__Required action__. Your job is to return every line of the listing holding the string "icon".

-------------------------

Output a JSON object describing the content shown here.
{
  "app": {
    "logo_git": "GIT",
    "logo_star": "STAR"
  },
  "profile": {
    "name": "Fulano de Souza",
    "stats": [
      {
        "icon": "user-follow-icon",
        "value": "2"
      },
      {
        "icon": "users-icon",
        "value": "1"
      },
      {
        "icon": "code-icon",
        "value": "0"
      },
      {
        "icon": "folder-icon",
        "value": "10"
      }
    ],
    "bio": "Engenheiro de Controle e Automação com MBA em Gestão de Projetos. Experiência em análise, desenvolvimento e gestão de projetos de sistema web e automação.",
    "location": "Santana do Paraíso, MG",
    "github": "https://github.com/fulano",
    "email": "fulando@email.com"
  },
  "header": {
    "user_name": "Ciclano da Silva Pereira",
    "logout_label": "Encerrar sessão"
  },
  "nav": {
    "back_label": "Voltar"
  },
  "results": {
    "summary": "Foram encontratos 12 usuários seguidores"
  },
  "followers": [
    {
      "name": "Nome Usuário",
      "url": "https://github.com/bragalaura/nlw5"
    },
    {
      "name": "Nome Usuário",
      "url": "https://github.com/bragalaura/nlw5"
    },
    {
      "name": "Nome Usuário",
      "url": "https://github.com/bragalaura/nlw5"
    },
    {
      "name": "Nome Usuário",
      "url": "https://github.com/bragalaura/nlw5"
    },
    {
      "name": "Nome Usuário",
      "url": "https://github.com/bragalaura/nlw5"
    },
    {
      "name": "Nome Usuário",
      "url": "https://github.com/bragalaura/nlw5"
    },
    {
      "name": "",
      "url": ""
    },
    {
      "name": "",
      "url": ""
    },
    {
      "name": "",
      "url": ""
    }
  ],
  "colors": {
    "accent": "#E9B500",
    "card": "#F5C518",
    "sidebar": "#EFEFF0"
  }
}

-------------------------

__Solution for this exercise__.
        "icon": "user-follow-icon",
        "icon": "users-icon",
        "icon": "code-icon",
        "icon": "folder-icon",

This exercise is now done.